The format of DHCP messages is defined to be compatible with the format of BOOTP messages, so that existing BOOTP clients can interoperate with DHCP servers. Any message received by a DHCP server that includes a 'DHCP message type' (51) option is assumed to have been sent by a DHCP client. Messages without the DHCP Message Type option are assumed to have been sent by a BOOTP client. Support of BOOTP clients by a DHCP server is optional at the discretion of the local system administrator. If a DHCP server that is not configured to support BOOTP clients receives a BOOTREQUEST message from a BOOTP client, that server silently discards the BOOTREQUEST message. If a DHCP server is configured to support BOOTP clients, it may be configured to supply static addresses, automatic addresses or both. Static addresses are those that have been previously assigned by a system administrator and are stored in a database available to the DHCP server. Automatic addresses are those selected by the DHCP server from its pool of unassigned addresses. Since BOOTP clients may not be prepared to receive automatic addresses, the decision to allow a DHCP server to return automatic addresses must be under the control of the system administrator. If a DHCP server supports supplying automatic addresses to BOOTP clients, this feature must be configurable, and the feature must default off. Enabling of the feature must be the result of an active decision by the system administrator. If a DHCP server returns a automatic address, the BOOTP client will not be aware of the DHCP lease mechanism for network address assignment. Thus the DHCP server must assign an infinite lease duration to for automatic addresses assigned to BOOTP clients. Such network addresses cannot be automatically reassigned by the server. The local system administrator may choose to manually release network addresses assigned to BOOTP clients. A DHCP server that supports BOOTP clients MUST interact with BOOTP clients according to the BOOTP protocol. The server MUST formulate a BOOTP BOOTREPLY message rather than a DHCP DHCPOFFER message (i.e., the server MUST NOT include the 'DHCP message type' option and MUST NOT exceed the size limit for BOOTREPLY messages). The server marks a binding for a BOOTP client as BOUND after sending the BOOTP BOOTREPLY, as a non-DHCP client will not send a DHCPREQUEST message nor will that client expect a DHCPACK message. DHCP servers MAY send any DHCP Options to a BOOTP client as allowed by the "DHCP Options and BOOTP Vendor Extensions" RFC [2]. Droms [Page 2]
RFC 1534 Interoperation Between DHCP and BOOTP October 1993 In summary, a DHCP server: o MAY support BOOTP clients, o May return automatic addresses to BOOTP clients, o MUST provide a configuration switch if returning automatic addresses to BOOTP clients, o MUST default this optional configuration to OFF, o MUST abide by the BOOTP specification when interacting with BOOTP clients, and o MAY send DHCP options (those options defined in the DHCP options document but not in the BOOTP vendor extensions documents) to a BOOTP client.

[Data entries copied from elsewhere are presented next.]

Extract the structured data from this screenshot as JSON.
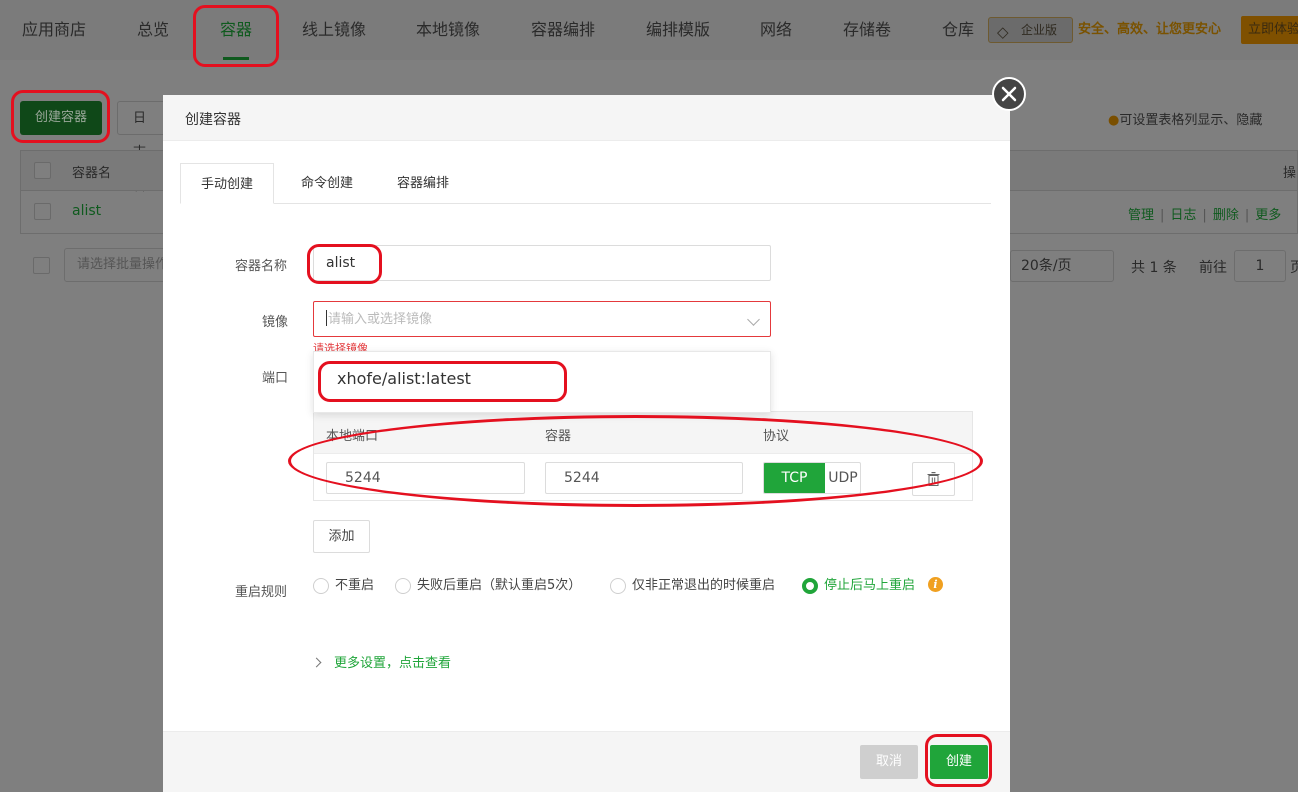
{
  "nav": {
    "items": [
      "应用商店",
      "总览",
      "容器",
      "线上镜像",
      "本地镜像",
      "容器编排",
      "编排模版",
      "网络",
      "存储卷",
      "仓库"
    ],
    "active": "容器",
    "enterprise_badge": "企业版",
    "enterprise_slogan": "安全、高效、让您更安心",
    "trial_label": "立即体验"
  },
  "background": {
    "create_button": "创建容器",
    "log_button": "日志管",
    "tip": "可设置表格列显示、隐藏",
    "table": {
      "col_name": "容器名",
      "col_ops": "操",
      "row_name": "alist",
      "actions": [
        "管理",
        "日志",
        "删除",
        "更多"
      ]
    },
    "batch_placeholder": "请选择批量操作",
    "page_size": "20条/页",
    "total": "共 1 条",
    "goto": "前往",
    "page": "1",
    "page_unit": "页"
  },
  "modal": {
    "title": "创建容器",
    "tabs": [
      "手动创建",
      "命令创建",
      "容器编排"
    ],
    "active_tab": "手动创建",
    "name_label": "容器名称",
    "name_value": "alist",
    "image_label": "镜像",
    "image_placeholder": "请输入或选择镜像",
    "image_error": "请选择镜像",
    "dropdown_option": "xhofe/alist:latest",
    "port_label": "端口",
    "port_table": {
      "headers": [
        "本地端口",
        "容器",
        "协议"
      ],
      "local_port": "5244",
      "container_port": "5244",
      "protocols": [
        "TCP",
        "UDP"
      ],
      "selected_protocol": "TCP"
    },
    "add_button": "添加",
    "restart_label": "重启规则",
    "restart_options": [
      "不重启",
      "失败后重启（默认重启5次）",
      "仅非正常退出的时候重启",
      "停止后马上重启"
    ],
    "restart_selected": "停止后马上重启",
    "more_settings": "更多设置，点击查看",
    "cancel_button": "取消",
    "create_button": "创建"
  },
  "colors": {
    "primary_green": "#20a53a",
    "error_red": "#e4393c",
    "annotation_red": "#e4101f",
    "warning_orange": "#f0a020"
  }
}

3. DHCP clients and BOOTP servers

A DHCP client MAY use a reply from a BOOTP server if the configuration returned from the BOOTP server is acceptable to the DHCP client. A DHCP client MUST assume that an IP address returned in a message from a BOOTP server has an infinite lease. A DHCP client SHOULD choose to use a reply from a DHCP server in preference to a reply from a BOOTP server.

4. References

[1] Wimer, W., "Clarifications and Extensions for the Bootstrap Protocol", RFC 1532, Carnegie Mellon University, October 1993. [2] Alexander, S., and R. Droms, "DHCP Options and BOOTP Vendor Extensions", RFC 1533, Lachman Technology, Inc., Bucknell University, October 1993. [3] Droms, R., "Dynamic Host Configuration Protocol", RFC 1531, Bucknell University, October 1993.

5. Security Considerations

Security issues are not discussed in this memo. Droms [Page 3]
RFC 1534 Interoperation Between DHCP and BOOTP October 1993

6. Author's Address

Ralph Droms Computer Science Department 323 Dana Engineering Bucknell University Lewisburg, PA 17837 Phone:(717) 524-1145 EMail: droms@bucknell.edu Droms [Page 4]